Data to use:
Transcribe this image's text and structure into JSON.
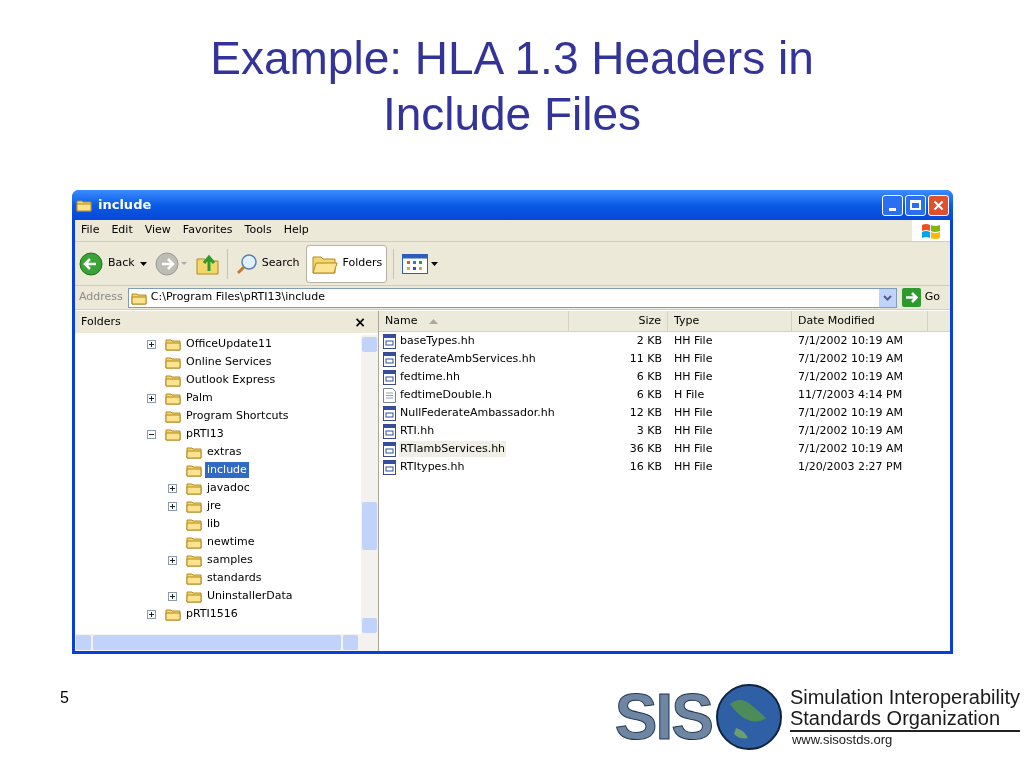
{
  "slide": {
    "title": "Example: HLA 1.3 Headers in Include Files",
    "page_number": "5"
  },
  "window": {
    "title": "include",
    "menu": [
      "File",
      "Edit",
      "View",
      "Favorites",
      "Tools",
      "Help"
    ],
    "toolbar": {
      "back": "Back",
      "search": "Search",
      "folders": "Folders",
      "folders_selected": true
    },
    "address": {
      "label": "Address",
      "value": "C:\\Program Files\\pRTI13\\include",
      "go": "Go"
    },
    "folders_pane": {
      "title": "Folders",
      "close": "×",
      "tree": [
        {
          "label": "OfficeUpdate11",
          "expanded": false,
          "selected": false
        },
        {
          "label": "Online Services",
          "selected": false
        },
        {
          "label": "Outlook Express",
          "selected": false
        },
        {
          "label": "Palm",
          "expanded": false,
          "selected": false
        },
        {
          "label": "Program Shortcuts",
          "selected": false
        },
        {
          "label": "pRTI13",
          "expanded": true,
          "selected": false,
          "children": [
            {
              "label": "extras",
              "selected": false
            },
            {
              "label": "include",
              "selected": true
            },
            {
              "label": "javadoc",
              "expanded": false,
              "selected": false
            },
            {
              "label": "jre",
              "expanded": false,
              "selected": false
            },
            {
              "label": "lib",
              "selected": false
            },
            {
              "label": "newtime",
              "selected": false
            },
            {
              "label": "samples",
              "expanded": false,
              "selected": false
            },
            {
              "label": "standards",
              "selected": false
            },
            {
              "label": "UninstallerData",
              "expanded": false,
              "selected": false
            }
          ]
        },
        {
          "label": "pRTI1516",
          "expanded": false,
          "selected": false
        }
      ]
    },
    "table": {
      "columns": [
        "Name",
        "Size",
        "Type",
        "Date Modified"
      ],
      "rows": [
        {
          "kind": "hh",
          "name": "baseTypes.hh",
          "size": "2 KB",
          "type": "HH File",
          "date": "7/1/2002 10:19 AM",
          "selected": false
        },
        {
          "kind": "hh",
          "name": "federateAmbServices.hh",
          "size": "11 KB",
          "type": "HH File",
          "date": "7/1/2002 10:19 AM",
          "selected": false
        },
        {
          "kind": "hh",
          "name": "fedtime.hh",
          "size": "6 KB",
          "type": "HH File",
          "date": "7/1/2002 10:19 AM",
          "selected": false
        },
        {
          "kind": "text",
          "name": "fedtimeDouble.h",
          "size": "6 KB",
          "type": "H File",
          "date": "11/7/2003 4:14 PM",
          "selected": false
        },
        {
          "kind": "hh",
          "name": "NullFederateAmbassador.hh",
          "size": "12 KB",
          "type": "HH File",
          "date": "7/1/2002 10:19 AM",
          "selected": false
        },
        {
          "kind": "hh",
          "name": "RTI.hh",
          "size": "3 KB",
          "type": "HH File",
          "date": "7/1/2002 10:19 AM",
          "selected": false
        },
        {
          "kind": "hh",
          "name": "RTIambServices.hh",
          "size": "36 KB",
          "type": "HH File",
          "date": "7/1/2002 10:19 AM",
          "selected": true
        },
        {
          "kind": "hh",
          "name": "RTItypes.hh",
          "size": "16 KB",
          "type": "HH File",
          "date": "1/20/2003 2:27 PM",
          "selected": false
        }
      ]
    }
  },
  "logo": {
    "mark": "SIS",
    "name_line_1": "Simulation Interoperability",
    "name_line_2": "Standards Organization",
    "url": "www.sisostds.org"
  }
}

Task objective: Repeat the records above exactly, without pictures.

Task output:
Transcribe this image's text and structure into JSON.
{
  "slide": {
    "title": "Example: HLA 1.3 Headers in Include Files",
    "page_number": "5"
  },
  "window": {
    "title": "include",
    "menu": [
      "File",
      "Edit",
      "View",
      "Favorites",
      "Tools",
      "Help"
    ],
    "toolbar": {
      "back": "Back",
      "search": "Search",
      "folders": "Folders",
      "folders_selected": true
    },
    "address": {
      "label": "Address",
      "value": "C:\\Program Files\\pRTI13\\include",
      "go": "Go"
    },
    "folders_pane": {
      "title": "Folders",
      "close": "×",
      "tree": [
        {
          "label": "OfficeUpdate11",
          "expanded": false,
          "selected": false
        },
        {
          "label": "Online Services",
          "selected": false
        },
        {
          "label": "Outlook Express",
          "selected": false
        },
        {
          "label": "Palm",
          "expanded": false,
          "selected": false
        },
        {
          "label": "Program Shortcuts",
          "selected": false
        },
        {
          "label": "pRTI13",
          "expanded": true,
          "selected": false,
          "children": [
            {
              "label": "extras",
              "selected": false
            },
            {
              "label": "include",
              "selected": true
            },
            {
              "label": "javadoc",
              "expanded": false,
              "selected": false
            },
            {
              "label": "jre",
              "expanded": false,
              "selected": false
            },
            {
              "label": "lib",
              "selected": false
            },
            {
              "label": "newtime",
              "selected": false
            },
            {
              "label": "samples",
              "expanded": false,
              "selected": false
            },
            {
              "label": "standards",
              "selected": false
            },
            {
              "label": "UninstallerData",
              "expanded": false,
              "selected": false
            }
          ]
        },
        {
          "label": "pRTI1516",
          "expanded": false,
          "selected": false
        }
      ]
    },
    "table": {
      "columns": [
        "Name",
        "Size",
        "Type",
        "Date Modified"
      ],
      "rows": [
        {
          "kind": "hh",
          "name": "baseTypes.hh",
          "size": "2 KB",
          "type": "HH File",
          "date": "7/1/2002 10:19 AM",
          "selected": false
        },
        {
          "kind": "hh",
          "name": "federateAmbServices.hh",
          "size": "11 KB",
          "type": "HH File",
          "date": "7/1/2002 10:19 AM",
          "selected": false
        },
        {
          "kind": "hh",
          "name": "fedtime.hh",
          "size": "6 KB",
          "type": "HH File",
          "date": "7/1/2002 10:19 AM",
          "selected": false
        },
        {
          "kind": "text",
          "name": "fedtimeDouble.h",
          "size": "6 KB",
          "type": "H File",
          "date": "11/7/2003 4:14 PM",
          "selected": false
        },
        {
          "kind": "hh",
          "name": "NullFederateAmbassador.hh",
          "size": "12 KB",
          "type": "HH File",
          "date": "7/1/2002 10:19 AM",
          "selected": false
        },
        {
          "kind": "hh",
          "name": "RTI.hh",
          "size": "3 KB",
          "type": "HH File",
          "date": "7/1/2002 10:19 AM",
          "selected": false
        },
        {
          "kind": "hh",
          "name": "RTIambServices.hh",
          "size": "36 KB",
          "type": "HH File",
          "date": "7/1/2002 10:19 AM",
          "selected": true
        },
        {
          "kind": "hh",
          "name": "RTItypes.hh",
          "size": "16 KB",
          "type": "HH File",
          "date": "1/20/2003 2:27 PM",
          "selected": false
        }
      ]
    }
  },
  "logo": {
    "mark": "SIS",
    "name_line_1": "Simulation Interoperability",
    "name_line_2": "Standards Organization",
    "url": "www.sisostds.org"
  }
}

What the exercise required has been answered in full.